[Start of Attachment]
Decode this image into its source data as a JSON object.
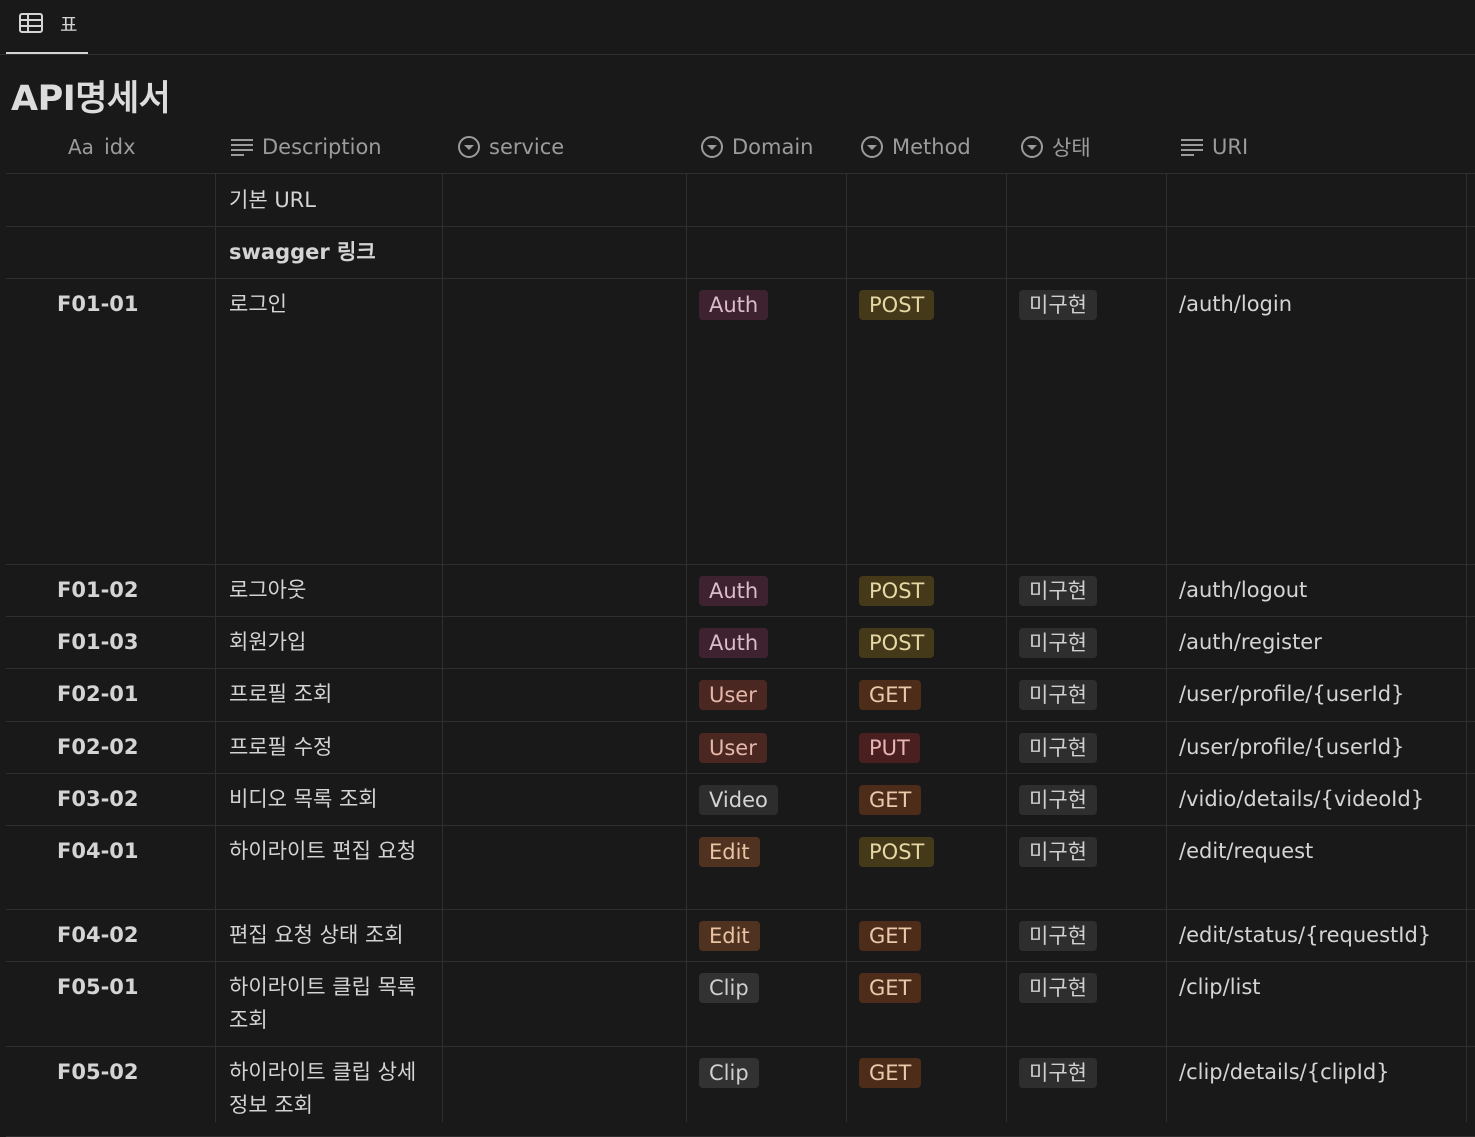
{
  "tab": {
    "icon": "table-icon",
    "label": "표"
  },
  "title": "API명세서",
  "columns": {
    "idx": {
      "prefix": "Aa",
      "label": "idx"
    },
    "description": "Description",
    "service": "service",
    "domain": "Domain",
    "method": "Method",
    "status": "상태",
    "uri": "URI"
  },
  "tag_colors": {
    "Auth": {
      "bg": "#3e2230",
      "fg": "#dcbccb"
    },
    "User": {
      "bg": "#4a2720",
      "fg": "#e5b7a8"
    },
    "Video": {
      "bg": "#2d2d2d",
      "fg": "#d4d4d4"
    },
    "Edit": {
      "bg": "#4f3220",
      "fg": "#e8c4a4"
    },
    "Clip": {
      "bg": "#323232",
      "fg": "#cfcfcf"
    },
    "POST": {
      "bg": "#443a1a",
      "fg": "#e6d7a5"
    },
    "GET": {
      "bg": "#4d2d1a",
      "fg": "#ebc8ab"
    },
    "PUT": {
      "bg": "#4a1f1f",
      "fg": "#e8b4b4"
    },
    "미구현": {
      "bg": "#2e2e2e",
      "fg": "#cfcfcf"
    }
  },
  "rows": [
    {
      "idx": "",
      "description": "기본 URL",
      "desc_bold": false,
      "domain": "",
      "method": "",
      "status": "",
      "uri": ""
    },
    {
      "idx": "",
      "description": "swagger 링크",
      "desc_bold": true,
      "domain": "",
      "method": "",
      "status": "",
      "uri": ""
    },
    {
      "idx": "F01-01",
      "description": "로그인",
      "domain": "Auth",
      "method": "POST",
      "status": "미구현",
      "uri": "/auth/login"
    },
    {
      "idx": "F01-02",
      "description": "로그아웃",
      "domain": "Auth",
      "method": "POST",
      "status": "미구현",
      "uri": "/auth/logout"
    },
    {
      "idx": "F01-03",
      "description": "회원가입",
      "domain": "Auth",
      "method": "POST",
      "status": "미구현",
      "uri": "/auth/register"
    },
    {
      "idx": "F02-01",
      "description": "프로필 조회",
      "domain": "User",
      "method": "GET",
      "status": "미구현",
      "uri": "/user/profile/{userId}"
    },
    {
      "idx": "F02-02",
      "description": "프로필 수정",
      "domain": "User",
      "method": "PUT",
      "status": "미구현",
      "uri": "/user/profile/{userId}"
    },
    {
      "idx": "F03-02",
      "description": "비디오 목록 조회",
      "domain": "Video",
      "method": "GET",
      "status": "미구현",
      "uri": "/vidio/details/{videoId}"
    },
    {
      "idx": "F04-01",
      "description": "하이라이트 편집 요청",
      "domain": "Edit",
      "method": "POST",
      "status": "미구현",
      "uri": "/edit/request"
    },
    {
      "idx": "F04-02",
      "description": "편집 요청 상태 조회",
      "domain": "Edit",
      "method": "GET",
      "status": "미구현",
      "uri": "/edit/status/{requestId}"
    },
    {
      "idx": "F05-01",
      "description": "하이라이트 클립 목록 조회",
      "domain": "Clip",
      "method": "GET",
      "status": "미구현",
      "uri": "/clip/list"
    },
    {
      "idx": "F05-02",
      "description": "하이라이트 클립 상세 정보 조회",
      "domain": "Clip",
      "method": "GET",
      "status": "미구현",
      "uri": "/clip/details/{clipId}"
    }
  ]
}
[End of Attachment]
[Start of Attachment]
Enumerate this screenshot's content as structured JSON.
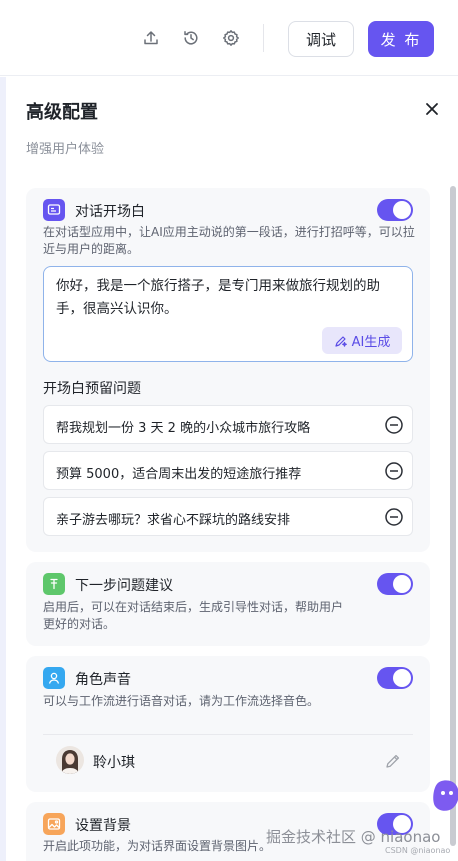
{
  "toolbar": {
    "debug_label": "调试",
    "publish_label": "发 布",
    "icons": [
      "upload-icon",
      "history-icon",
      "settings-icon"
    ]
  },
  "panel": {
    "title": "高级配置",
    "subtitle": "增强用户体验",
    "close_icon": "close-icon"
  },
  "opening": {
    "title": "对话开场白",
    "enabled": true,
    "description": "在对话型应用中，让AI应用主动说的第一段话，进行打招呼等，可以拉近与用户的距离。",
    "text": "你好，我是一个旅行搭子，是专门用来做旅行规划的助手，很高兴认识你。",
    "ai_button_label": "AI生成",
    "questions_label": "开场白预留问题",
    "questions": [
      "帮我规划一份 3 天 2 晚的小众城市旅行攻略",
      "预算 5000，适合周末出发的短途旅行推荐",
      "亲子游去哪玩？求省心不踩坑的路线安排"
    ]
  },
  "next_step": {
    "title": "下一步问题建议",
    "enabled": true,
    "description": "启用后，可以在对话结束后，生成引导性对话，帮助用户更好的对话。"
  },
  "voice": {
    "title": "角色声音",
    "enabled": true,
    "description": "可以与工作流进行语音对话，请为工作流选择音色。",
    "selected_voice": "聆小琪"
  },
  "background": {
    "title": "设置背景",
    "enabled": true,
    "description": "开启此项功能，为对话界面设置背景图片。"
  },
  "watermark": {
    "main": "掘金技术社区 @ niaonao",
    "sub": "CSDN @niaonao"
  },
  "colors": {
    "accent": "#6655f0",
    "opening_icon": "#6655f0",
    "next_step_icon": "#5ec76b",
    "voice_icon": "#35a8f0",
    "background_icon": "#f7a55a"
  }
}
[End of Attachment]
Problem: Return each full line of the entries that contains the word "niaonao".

Answer section:
    "main": "掘金技术社区 @ niaonao",
    "sub": "CSDN @niaonao"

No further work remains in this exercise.